When developing learning materials, it is important to understand at least the basics of copyright law.
Although it varies from country to country, in the United States, copyright of printed matter is governed
by Title 17 of the United States Code. Of particular importance to learning developers is fair use, noted in
section 107, excerpts below.
Title 17 of the United States Code, § 107
Notwithstanding the provisions of sections 17 U.S.C. § 106 and 17 U.S.C. § 106A, the fair use of a copyrighted
work, including such use by reproduction in copies or phonorecords or by any other means specified by that
section, for purposes such as criticism, comment, news reporting, teaching (including multiple copies for
classroom use), scholarship, or research, is not an infringement of copyright. In determining whether the use
made of a work in any particular case is a fair use the factors to be considered shall include:
the purpose and character of the use, including whether such use is of a commercial nature or is for
nonprofit educational purposes;
the nature of the copyrighted work;

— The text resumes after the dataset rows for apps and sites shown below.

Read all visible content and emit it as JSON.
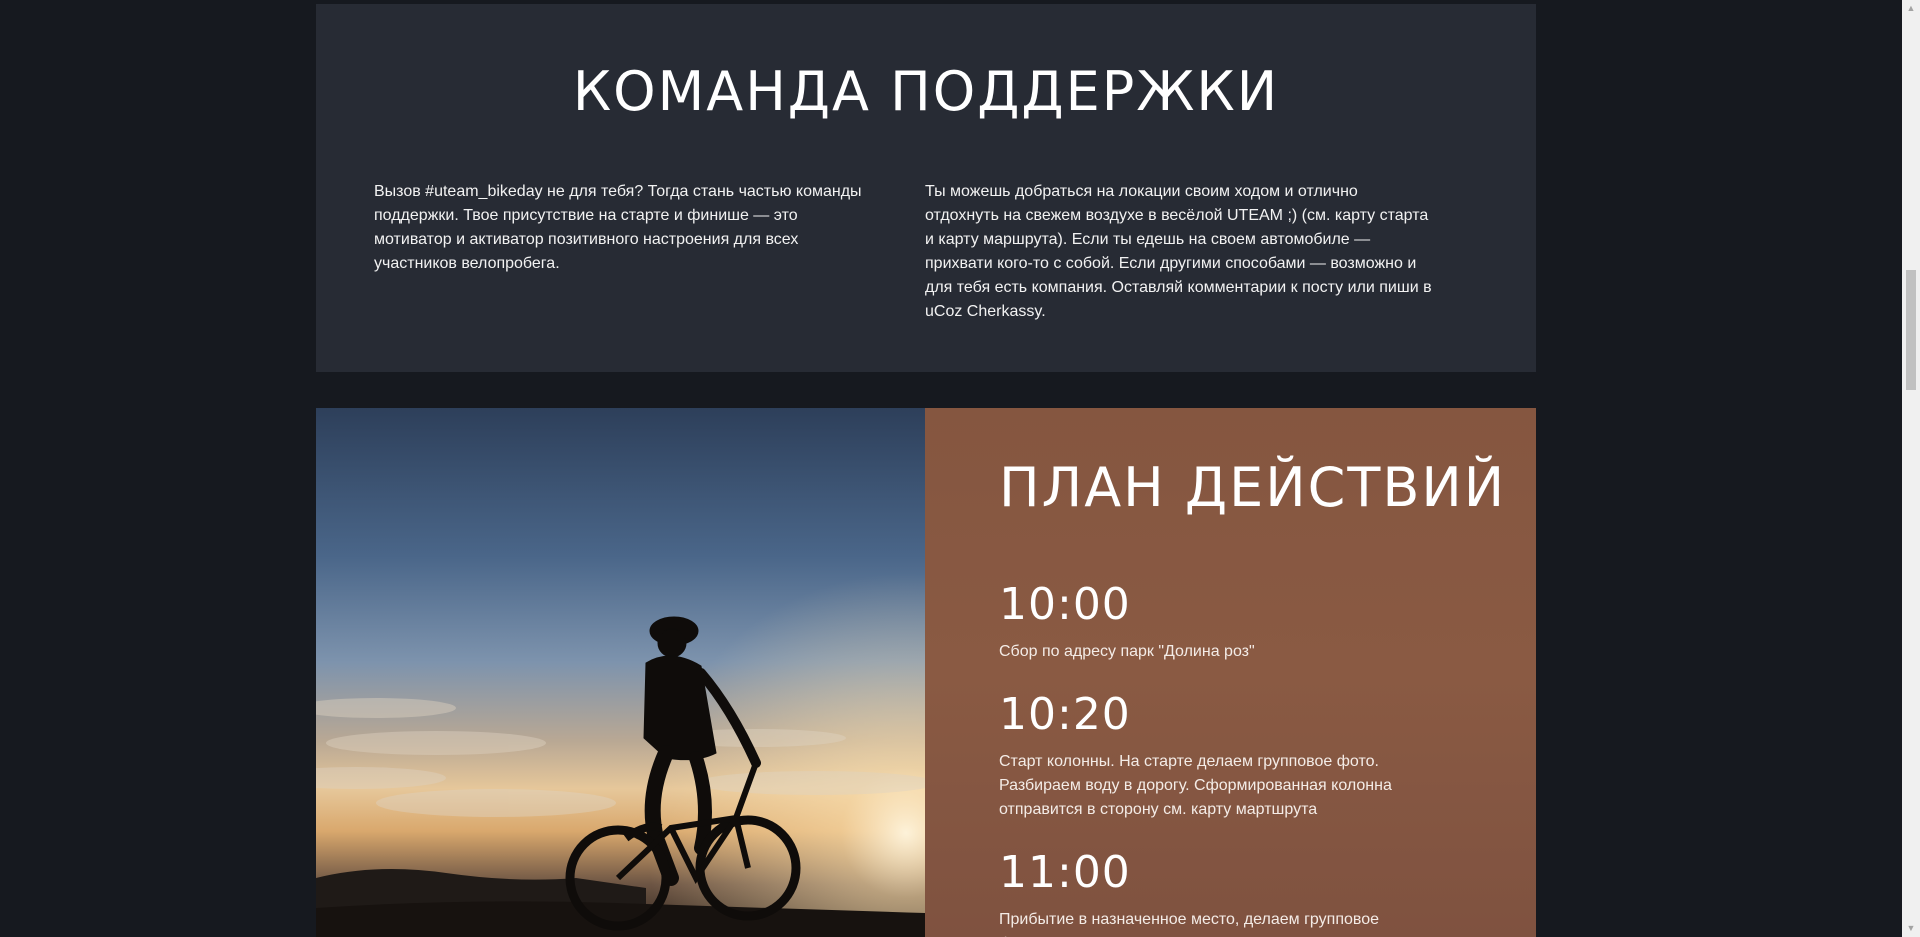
{
  "support": {
    "title": "КОМАНДА ПОДДЕРЖКИ",
    "left_text": "Вызов #uteam_bikeday не для тебя? Тогда стань частью команды поддержки. Твое присутствие на старте и финише — это мотиватор и активатор позитивного настроения для всех участников велопробега.",
    "right_text": "Ты можешь добраться на локации своим ходом и отлично отдохнуть на свежем воздухе в весёлой UTEAM ;) (см. карту старта и карту маршрута). Если ты едешь на своем автомобиле — прихвати кого-то с собой. Если другими способами — возможно и для тебя есть компания. Оставляй комментарии к посту или пиши в uCoz Cherkassy."
  },
  "plan": {
    "title": "ПЛАН ДЕЙСТВИЙ",
    "events": [
      {
        "time": "10:00",
        "description": "Сбор по адресу парк \"Долина роз\""
      },
      {
        "time": "10:20",
        "description": "Старт колонны. На старте делаем групповое фото. Разбираем воду в дорогу. Сформированная колонна отправится в сторону см. карту мартшрута"
      },
      {
        "time": "11:00",
        "description": "Прибытие в назначенное место, делаем групповое фото."
      }
    ]
  },
  "colors": {
    "page_background": "#16191f",
    "support_background": "#272b34",
    "schedule_background": "#8a5a43"
  }
}
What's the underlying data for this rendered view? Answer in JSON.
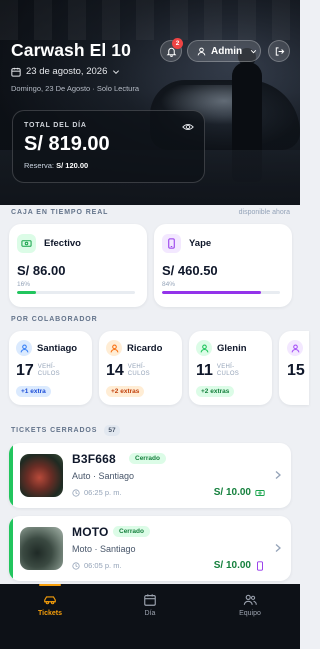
{
  "header": {
    "title": "Carwash El 10",
    "date": "23 de agosto, 2026",
    "subtitle": "Domingo, 23 De Agosto · Solo Lectura",
    "notification_count": "2",
    "user_label": "Admin"
  },
  "total_card": {
    "label": "TOTAL DEL DÍA",
    "amount": "S/ 819.00",
    "reserve_label": "Reserva:",
    "reserve_value": "S/ 120.00"
  },
  "cash_section": {
    "title": "CAJA EN TIEMPO REAL",
    "note": "disponible ahora",
    "cards": [
      {
        "label": "Efectivo",
        "amount": "S/ 86.00",
        "percent_text": "16%",
        "percent": 0.16,
        "color": "#22c55e",
        "icon": "cash-icon"
      },
      {
        "label": "Yape",
        "amount": "S/ 460.50",
        "percent_text": "84%",
        "percent": 0.84,
        "color": "#9333ea",
        "icon": "phone-icon"
      }
    ]
  },
  "collaborators": {
    "title": "POR COLABORADOR",
    "unit_line1": "VEHÍ-",
    "unit_line2": "CULOS",
    "items": [
      {
        "name": "Santiago",
        "count": "17",
        "extra": "+1 extra",
        "color": "#3b82f6"
      },
      {
        "name": "Ricardo",
        "count": "14",
        "extra": "+2 extras",
        "color": "#f97316"
      },
      {
        "name": "Glenin",
        "count": "11",
        "extra": "+2 extras",
        "color": "#22c55e"
      },
      {
        "count": "15",
        "color": "#a855f7"
      }
    ]
  },
  "tickets": {
    "title": "TICKETS CERRADOS",
    "count": "57",
    "items": [
      {
        "plate": "B3F668",
        "status": "Cerrado",
        "meta": "Auto · Santiago",
        "time": "06:25 p. m.",
        "price": "S/ 10.00",
        "payment_icon": "cash-icon"
      },
      {
        "plate": "MOTO",
        "status": "Cerrado",
        "meta": "Moto · Santiago",
        "time": "06:05 p. m.",
        "price": "S/ 10.00",
        "payment_icon": "phone-icon"
      }
    ]
  },
  "nav": {
    "items": [
      {
        "label": "Tickets",
        "icon": "car-icon",
        "active": true
      },
      {
        "label": "Día",
        "icon": "calendar-icon",
        "active": false
      },
      {
        "label": "Equipo",
        "icon": "team-icon",
        "active": false
      }
    ],
    "accent": "#f59e0b"
  }
}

the amount and substantiality of the portion used in relation to the copyrighted work as a whole; and
the effect of the use upon the potential market for or value of the copyrighted work.
The fact that a work is unpublished shall not itself bar a finding of fair use if such finding is made upon
consideration of all the above factors.
According to the Association for Training and Development (ATD), The notion of fair use gives professionals
some scope in what they can include in educational materials, but because penalties are often assessed on
the basis of the number of copies made of the material, this is one area where it is better to err on the side of
asking permission rather than seeking forgiveness, because forgiveness can be very expensive